Hyperbaric oxygen therapy improves peripheral insulin sensitivity in humans

Diabet Med. 2012 Aug;29(8):986-9. doi: 10.1111/j.1464-5491.2012.03587.x.


Aim: Hyperbaric oxygen therapy is known to reduce fasting blood glucose in individuals with Type 2 diabetes. However, the mechanisms of this effect are not clear. The aim of this study was to determine whether peripheral insulin sensitivity by hyperinsulinaemic euglycaemic clamp is increased in patients presenting for hyperbaric oxygen therapy.

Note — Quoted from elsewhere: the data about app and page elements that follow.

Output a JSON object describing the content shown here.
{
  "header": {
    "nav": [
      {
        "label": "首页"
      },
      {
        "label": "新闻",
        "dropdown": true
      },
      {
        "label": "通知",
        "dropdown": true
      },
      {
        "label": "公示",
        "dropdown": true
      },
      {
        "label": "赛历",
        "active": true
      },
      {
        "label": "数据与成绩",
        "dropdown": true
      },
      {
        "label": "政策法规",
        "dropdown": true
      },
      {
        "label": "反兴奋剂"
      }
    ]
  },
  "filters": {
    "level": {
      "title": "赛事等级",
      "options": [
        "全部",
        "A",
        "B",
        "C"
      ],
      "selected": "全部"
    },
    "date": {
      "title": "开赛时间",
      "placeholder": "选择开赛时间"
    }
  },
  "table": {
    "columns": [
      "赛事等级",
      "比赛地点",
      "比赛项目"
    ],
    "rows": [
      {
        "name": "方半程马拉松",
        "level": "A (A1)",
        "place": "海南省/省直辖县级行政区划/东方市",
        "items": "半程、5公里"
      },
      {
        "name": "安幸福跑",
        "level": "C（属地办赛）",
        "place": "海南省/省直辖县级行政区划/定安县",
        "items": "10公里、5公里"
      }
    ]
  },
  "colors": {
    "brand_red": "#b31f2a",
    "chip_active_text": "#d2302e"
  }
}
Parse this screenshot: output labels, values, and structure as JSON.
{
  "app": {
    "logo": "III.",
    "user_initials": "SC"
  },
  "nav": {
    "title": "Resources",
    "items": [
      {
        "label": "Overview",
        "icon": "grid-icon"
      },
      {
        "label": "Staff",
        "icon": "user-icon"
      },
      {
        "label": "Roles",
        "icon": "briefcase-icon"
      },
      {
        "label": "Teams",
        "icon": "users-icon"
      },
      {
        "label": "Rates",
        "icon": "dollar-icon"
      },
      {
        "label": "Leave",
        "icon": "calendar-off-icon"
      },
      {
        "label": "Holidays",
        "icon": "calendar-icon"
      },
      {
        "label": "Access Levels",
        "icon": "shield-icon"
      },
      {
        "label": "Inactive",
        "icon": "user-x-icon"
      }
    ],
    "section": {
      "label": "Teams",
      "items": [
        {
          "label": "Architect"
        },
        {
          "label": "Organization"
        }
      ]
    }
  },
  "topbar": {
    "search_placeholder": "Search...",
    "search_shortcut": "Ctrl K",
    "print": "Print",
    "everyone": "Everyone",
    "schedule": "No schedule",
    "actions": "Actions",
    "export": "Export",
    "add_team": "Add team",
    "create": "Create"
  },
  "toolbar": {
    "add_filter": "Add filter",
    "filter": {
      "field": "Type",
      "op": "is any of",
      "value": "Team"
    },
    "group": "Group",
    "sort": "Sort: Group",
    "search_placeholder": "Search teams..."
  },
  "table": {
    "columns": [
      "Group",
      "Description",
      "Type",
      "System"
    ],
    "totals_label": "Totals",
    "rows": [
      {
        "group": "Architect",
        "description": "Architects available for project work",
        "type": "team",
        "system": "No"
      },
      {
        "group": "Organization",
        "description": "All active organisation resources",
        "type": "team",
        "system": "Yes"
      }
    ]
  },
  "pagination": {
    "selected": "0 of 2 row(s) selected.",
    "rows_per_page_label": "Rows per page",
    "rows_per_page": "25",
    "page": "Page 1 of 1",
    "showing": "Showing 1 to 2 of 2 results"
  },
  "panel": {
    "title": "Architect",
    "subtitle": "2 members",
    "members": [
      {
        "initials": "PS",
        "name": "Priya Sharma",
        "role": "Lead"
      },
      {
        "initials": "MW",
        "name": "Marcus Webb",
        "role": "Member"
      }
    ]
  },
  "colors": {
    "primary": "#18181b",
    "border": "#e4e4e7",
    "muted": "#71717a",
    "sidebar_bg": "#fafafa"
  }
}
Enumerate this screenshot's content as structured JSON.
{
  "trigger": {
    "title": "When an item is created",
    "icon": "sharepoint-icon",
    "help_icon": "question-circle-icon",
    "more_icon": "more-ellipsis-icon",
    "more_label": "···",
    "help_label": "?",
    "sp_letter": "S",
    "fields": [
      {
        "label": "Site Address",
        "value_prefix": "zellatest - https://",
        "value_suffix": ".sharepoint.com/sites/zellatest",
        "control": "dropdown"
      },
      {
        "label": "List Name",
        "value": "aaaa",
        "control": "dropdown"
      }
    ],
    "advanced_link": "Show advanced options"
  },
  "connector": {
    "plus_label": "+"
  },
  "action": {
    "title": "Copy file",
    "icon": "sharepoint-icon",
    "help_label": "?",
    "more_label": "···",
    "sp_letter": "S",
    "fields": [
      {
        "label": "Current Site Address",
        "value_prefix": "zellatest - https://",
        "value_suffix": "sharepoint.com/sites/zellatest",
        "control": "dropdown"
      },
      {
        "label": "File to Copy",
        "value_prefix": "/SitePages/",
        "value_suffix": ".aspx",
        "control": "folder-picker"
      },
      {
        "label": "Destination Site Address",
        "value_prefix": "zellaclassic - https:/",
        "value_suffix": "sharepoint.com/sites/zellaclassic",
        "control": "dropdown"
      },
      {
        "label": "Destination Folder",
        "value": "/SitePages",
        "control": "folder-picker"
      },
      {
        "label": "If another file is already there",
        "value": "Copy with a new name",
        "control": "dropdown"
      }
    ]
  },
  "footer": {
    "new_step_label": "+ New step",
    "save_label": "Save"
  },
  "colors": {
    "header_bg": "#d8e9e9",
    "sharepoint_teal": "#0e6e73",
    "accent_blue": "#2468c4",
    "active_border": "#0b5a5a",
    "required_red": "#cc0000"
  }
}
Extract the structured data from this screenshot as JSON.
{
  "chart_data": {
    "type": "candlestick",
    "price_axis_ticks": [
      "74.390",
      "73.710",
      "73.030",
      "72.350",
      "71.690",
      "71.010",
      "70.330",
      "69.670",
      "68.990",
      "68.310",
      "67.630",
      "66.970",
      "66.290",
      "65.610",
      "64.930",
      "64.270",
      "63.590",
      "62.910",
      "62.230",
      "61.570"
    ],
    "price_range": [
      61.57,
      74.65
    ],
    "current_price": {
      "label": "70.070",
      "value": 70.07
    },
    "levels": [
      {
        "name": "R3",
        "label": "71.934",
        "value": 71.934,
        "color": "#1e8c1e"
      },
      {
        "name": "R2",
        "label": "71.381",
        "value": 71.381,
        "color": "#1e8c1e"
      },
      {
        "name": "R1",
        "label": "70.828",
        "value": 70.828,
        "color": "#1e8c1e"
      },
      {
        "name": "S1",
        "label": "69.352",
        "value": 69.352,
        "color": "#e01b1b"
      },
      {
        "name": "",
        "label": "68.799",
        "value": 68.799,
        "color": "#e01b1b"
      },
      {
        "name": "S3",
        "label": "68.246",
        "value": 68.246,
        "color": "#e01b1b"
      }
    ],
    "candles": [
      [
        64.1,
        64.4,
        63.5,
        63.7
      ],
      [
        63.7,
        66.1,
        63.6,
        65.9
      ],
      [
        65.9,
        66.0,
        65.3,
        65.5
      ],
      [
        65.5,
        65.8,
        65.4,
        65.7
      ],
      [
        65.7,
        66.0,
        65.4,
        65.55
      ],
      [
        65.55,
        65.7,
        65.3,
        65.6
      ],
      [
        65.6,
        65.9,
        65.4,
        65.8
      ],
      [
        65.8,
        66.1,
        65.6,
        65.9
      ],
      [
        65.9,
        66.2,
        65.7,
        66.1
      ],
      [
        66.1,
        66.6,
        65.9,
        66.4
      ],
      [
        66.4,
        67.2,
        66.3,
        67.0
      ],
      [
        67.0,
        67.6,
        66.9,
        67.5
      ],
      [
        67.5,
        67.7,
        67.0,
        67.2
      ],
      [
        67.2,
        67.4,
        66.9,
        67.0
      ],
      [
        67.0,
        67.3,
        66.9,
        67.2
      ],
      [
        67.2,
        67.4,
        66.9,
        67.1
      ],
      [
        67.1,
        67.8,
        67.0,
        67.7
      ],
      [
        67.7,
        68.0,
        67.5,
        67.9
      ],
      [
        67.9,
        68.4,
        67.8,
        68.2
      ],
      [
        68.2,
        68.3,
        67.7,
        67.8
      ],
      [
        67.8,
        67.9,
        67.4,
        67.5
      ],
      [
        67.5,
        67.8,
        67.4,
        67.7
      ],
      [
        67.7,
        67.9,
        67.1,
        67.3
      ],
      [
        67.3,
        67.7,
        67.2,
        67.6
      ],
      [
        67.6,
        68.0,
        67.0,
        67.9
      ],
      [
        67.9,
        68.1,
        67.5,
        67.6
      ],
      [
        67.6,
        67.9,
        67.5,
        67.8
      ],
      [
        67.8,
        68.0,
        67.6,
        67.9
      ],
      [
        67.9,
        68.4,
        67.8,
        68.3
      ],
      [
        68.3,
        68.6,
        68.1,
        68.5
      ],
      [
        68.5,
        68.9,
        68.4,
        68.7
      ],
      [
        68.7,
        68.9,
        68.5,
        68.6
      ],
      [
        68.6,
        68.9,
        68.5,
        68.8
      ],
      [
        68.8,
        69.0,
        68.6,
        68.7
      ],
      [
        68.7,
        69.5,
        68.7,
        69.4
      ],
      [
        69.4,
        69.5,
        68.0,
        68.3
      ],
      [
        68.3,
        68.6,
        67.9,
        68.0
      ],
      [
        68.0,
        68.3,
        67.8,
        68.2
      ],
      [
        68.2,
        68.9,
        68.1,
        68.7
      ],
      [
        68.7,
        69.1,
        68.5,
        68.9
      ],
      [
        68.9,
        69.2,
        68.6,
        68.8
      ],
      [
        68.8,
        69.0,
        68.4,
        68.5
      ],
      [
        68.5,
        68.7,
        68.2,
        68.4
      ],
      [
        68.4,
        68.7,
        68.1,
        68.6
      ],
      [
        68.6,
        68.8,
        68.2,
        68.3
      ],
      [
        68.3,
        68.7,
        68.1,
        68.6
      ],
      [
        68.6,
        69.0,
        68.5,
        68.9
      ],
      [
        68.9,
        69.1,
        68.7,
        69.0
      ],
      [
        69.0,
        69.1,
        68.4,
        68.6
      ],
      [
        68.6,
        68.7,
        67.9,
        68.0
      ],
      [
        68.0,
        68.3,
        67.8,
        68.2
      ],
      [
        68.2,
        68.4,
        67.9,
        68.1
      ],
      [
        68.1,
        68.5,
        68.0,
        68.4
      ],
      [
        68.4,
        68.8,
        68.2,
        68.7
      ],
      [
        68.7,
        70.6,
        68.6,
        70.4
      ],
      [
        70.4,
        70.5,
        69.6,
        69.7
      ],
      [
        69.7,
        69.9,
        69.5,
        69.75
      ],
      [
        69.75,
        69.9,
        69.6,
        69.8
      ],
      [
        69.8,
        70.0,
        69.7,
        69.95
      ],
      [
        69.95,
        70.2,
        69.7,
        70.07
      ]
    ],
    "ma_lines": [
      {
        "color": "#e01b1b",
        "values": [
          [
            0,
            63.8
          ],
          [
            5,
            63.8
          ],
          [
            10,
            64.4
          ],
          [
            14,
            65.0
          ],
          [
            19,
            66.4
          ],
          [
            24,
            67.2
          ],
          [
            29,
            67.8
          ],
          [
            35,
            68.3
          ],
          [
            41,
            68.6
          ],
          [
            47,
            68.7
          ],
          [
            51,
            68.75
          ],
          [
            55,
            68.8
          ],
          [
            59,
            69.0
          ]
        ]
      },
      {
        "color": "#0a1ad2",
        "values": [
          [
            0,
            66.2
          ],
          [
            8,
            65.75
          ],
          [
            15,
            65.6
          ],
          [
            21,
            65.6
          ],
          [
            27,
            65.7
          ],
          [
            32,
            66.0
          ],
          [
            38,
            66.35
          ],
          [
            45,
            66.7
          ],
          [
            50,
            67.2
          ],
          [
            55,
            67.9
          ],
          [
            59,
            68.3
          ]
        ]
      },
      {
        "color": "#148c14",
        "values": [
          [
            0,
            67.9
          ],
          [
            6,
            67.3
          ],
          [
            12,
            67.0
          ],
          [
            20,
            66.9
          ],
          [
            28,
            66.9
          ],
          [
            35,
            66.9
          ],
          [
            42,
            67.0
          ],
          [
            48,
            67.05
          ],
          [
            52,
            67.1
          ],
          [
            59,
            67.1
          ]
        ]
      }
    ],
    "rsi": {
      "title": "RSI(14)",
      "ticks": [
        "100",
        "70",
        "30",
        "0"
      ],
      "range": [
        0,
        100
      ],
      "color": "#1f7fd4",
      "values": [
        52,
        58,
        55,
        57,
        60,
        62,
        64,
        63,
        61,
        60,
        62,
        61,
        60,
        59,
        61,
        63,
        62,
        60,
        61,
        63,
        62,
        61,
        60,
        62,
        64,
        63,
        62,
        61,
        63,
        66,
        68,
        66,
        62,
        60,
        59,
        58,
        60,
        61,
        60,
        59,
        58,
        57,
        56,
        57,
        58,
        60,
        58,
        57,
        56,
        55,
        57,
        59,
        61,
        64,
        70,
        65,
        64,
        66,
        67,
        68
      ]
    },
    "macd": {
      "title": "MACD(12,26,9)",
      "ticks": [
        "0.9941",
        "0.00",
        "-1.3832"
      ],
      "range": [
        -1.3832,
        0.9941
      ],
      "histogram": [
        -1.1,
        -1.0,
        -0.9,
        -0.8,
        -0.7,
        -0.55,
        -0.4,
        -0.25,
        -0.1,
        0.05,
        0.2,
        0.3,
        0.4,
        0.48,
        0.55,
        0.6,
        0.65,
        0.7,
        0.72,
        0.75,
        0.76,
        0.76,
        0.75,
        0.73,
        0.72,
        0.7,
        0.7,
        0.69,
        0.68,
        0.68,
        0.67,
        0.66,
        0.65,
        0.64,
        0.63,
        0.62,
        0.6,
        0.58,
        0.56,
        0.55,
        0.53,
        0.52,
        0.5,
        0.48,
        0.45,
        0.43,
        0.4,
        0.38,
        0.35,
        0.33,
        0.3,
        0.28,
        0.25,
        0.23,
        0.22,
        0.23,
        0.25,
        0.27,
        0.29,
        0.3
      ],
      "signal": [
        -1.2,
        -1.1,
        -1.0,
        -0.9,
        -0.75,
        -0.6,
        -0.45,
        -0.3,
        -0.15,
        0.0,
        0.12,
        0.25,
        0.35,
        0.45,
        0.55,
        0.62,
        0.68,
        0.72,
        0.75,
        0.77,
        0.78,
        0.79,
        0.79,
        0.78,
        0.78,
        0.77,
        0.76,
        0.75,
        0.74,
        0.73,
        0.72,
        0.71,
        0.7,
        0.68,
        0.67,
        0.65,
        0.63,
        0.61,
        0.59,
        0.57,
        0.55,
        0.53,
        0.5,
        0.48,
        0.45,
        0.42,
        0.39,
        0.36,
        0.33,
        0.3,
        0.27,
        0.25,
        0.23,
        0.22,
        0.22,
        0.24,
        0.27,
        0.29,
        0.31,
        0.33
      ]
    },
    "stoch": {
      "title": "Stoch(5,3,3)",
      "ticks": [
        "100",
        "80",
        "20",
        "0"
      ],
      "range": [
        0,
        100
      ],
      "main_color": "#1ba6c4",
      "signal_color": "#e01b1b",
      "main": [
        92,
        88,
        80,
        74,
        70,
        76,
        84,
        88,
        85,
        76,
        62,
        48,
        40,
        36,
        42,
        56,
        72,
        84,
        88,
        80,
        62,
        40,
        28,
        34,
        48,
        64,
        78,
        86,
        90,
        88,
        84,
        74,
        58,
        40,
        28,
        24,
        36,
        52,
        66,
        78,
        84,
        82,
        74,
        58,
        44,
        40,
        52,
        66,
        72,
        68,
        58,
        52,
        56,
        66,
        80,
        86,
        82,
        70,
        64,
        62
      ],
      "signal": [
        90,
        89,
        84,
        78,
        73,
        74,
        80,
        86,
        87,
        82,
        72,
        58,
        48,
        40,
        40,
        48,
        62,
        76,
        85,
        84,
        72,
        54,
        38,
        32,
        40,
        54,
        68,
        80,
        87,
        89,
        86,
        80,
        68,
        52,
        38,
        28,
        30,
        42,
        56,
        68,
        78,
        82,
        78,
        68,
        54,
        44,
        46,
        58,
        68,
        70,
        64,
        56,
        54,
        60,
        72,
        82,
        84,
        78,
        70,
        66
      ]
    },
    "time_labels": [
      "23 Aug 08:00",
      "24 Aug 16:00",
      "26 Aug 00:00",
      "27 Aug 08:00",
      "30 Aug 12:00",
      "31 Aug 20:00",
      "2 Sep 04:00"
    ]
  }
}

Methods: Participants were non-obese individuals without Type 2 diabetes (n=5) or obese patients with Type 2 diabetes (n=5). Patients were given 100% oxygen at 2.0 absolute atmospheres for 2 h, six sessions per week for 5 weeks.

Results: Peripheral insulin sensitivity was increased in the whole cohort (P=0.04). Subsequent analysis revealed that this was significant at both treatment 3 (+37.3 ± 12.7%, P=0.02) and treatment 30 (+40.6 ± 12.6%, P=0.009). HbA(1c) was significantly reduced in subjects without diabetes only (P<0.05).

Conclusion: Insulin sensitivity increased within 3 days of hyperbaric oxygen treatment and this was maintained for 30 sessions. This increase in insulin sensitivity is equivalent to that observed following moderate weight loss. The mechanisms underlying the insulin-sensitizing effect of hyperbaric oxygen require further elucidation.

Publication types

  • Research Support, Non-U.S. Gov't

MeSH terms

  • Adult
  • Aged
  • Aged, 80 and over
  • Analysis of Variance
  • Diabetes Mellitus, Type 2 / complications
  • Diabetes Mellitus, Type 2 / therapy*
  • Female
  • Humans
  • Hyperbaric Oxygenation*
  • Insulin Resistance / physiology*
  • Male
  • Middle Aged
  • Obesity / complications*